[Website and app data records]
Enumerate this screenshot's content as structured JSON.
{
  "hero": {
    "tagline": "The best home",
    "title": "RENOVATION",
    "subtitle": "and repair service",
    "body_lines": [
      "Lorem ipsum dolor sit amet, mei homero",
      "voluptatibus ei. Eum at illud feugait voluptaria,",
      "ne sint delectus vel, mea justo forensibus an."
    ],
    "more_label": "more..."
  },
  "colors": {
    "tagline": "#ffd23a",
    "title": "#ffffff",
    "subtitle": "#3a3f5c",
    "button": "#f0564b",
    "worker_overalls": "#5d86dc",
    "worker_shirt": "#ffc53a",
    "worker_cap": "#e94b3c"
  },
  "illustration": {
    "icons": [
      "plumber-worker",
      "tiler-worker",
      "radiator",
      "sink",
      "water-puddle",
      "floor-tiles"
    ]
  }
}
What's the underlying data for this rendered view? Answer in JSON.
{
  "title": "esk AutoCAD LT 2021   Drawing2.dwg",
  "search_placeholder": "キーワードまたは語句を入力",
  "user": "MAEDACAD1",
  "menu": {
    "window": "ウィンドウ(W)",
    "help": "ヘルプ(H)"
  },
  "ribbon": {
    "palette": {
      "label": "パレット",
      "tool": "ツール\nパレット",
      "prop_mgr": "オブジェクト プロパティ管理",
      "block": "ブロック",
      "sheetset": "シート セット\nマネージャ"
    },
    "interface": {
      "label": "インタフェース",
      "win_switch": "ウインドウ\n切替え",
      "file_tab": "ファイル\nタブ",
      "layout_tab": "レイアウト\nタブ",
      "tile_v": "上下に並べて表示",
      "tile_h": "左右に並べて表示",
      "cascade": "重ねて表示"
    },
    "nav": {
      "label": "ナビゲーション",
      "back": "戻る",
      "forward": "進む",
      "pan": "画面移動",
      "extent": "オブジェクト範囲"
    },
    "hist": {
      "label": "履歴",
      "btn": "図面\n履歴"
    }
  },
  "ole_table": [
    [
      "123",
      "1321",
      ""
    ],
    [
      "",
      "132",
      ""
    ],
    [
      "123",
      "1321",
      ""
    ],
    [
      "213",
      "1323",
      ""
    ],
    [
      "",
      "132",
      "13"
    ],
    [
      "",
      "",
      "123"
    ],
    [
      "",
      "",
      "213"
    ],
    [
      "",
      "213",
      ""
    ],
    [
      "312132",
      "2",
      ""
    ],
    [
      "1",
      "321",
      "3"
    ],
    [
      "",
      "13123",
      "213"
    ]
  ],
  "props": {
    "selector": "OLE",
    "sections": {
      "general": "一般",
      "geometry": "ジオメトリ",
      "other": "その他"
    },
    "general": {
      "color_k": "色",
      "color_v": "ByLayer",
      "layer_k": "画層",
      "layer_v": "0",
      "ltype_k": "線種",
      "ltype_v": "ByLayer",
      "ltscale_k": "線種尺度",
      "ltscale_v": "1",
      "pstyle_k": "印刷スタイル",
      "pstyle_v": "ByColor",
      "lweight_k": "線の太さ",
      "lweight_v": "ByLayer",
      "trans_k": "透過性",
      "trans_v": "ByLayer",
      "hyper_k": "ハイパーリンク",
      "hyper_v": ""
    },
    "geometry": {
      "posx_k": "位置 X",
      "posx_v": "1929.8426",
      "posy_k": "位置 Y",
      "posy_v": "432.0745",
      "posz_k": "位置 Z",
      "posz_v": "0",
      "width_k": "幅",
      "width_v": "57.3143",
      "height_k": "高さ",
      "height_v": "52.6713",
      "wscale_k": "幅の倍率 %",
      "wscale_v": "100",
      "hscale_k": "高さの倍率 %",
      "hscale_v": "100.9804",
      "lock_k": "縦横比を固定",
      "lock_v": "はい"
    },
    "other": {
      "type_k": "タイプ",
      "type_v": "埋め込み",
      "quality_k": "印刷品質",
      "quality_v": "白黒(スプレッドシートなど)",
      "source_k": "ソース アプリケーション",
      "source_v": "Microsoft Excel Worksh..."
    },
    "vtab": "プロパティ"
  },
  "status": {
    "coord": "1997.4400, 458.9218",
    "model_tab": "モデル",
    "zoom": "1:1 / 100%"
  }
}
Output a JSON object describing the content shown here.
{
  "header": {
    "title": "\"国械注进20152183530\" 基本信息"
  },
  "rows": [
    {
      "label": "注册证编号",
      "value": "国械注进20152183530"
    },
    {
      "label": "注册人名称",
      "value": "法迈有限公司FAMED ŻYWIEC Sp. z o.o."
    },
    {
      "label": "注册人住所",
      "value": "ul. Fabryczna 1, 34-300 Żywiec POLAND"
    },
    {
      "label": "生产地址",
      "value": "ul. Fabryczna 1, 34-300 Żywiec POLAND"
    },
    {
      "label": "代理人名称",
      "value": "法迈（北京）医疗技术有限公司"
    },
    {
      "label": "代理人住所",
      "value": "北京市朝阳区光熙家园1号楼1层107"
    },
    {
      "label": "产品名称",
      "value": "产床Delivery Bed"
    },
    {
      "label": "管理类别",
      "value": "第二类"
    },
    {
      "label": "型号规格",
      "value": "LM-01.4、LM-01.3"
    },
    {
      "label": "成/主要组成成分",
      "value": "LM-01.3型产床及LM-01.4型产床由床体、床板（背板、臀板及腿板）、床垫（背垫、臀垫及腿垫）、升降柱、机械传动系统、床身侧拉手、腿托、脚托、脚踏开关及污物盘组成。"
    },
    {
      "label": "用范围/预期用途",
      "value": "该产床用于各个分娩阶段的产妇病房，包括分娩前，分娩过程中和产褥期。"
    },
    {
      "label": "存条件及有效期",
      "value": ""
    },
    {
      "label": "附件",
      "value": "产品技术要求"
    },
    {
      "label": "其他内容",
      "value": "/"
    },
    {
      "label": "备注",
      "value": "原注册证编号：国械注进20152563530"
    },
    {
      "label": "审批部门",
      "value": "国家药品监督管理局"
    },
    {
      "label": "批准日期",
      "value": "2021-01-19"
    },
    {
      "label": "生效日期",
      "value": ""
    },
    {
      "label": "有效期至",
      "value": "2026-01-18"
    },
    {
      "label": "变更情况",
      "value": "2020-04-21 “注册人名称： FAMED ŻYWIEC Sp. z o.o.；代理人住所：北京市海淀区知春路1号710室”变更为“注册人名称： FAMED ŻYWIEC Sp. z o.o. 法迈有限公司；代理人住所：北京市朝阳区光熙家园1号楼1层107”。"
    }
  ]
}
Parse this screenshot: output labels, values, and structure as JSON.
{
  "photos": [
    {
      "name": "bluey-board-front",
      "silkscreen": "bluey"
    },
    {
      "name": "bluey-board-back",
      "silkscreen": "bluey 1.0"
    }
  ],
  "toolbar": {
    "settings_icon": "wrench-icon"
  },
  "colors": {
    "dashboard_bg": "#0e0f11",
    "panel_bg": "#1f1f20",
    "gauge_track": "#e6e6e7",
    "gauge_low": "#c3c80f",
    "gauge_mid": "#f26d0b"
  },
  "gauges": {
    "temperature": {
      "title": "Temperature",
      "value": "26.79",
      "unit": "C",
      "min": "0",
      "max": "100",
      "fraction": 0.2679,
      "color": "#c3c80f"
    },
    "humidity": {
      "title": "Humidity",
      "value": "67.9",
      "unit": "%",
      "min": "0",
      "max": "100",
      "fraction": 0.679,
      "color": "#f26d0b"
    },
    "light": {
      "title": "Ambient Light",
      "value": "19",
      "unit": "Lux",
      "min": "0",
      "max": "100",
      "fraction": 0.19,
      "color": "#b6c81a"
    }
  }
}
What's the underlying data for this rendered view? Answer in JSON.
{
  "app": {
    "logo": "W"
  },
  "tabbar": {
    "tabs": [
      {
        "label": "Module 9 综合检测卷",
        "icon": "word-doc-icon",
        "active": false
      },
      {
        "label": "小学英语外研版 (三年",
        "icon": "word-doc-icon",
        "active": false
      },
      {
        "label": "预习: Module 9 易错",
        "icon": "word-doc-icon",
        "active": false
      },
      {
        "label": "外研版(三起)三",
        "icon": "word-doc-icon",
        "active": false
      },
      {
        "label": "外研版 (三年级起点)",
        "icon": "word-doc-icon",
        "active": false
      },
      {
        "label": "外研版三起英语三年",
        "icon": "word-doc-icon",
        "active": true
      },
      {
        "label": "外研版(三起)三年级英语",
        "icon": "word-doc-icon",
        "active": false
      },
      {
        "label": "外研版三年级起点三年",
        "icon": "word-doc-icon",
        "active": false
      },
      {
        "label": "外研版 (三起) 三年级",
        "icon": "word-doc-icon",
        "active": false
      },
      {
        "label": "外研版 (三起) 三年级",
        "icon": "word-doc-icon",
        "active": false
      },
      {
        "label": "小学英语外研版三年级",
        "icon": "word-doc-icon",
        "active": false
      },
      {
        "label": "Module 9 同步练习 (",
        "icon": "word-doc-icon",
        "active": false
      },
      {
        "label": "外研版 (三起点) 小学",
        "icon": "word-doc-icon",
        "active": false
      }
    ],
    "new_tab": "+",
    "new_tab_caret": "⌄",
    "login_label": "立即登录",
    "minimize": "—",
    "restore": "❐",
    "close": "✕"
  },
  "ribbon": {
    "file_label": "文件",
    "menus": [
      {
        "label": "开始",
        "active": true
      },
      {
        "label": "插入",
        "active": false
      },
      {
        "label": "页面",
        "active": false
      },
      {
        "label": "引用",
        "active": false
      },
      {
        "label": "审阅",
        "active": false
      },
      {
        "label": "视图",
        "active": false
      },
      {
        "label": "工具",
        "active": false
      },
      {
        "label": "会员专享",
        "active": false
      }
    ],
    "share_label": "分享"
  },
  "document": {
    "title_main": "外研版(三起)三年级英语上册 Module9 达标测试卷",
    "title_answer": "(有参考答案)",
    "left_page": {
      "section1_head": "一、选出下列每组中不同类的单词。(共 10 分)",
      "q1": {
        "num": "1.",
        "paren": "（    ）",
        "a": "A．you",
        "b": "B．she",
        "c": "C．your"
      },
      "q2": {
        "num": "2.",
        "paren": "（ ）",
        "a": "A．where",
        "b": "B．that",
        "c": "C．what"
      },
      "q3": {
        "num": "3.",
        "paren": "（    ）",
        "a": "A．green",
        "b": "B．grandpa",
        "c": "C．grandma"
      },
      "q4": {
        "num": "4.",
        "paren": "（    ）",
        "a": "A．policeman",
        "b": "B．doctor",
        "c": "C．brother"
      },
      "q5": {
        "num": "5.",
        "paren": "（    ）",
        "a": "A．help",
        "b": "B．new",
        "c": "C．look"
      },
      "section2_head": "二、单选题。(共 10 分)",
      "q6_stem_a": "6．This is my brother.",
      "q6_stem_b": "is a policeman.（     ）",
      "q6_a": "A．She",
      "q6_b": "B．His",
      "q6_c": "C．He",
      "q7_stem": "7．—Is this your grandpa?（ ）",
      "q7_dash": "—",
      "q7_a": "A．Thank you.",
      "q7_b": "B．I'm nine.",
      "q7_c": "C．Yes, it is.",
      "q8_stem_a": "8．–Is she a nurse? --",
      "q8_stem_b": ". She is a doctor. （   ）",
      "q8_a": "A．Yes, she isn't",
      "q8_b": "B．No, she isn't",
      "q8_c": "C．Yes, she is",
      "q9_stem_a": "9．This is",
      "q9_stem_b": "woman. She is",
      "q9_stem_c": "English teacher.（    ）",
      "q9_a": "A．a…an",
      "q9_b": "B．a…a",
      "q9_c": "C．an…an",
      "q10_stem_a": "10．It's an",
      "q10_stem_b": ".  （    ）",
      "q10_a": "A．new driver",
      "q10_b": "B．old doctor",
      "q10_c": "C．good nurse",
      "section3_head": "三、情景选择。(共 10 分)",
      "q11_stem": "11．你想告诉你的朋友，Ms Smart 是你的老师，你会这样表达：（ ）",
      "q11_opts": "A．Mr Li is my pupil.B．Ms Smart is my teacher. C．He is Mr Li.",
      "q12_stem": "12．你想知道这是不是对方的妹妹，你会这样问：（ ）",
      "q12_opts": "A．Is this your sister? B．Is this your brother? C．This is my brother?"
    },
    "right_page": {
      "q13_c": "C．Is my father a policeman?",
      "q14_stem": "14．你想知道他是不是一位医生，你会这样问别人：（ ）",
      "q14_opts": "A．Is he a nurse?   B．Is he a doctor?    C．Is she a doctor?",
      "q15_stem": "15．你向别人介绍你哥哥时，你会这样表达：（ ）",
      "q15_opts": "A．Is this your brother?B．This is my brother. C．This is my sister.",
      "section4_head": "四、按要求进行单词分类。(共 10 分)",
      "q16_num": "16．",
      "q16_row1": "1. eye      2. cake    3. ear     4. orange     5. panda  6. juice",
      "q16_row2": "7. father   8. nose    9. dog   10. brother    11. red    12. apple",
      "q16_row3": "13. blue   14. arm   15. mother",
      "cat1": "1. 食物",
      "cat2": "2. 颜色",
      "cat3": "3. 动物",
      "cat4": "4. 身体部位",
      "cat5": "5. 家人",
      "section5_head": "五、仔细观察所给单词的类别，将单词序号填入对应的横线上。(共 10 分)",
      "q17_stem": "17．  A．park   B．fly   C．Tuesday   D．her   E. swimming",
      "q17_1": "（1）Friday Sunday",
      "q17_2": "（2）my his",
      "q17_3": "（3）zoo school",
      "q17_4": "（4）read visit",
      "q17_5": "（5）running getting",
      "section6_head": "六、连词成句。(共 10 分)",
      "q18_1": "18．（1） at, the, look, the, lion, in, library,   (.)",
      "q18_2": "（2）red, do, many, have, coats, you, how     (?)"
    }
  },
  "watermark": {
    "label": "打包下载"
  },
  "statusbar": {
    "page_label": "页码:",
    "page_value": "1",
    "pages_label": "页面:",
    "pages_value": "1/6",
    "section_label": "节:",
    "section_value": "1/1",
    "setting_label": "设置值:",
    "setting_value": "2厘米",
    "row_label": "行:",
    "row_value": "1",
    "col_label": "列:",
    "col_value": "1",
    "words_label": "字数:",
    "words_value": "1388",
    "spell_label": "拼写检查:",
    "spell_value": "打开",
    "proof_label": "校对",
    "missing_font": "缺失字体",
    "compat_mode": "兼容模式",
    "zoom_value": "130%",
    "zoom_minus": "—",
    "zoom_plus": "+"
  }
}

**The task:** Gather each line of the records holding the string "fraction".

**Output of the task:**
      "fraction": 0.2679,
      "fraction": 0.679,
      "fraction": 0.19,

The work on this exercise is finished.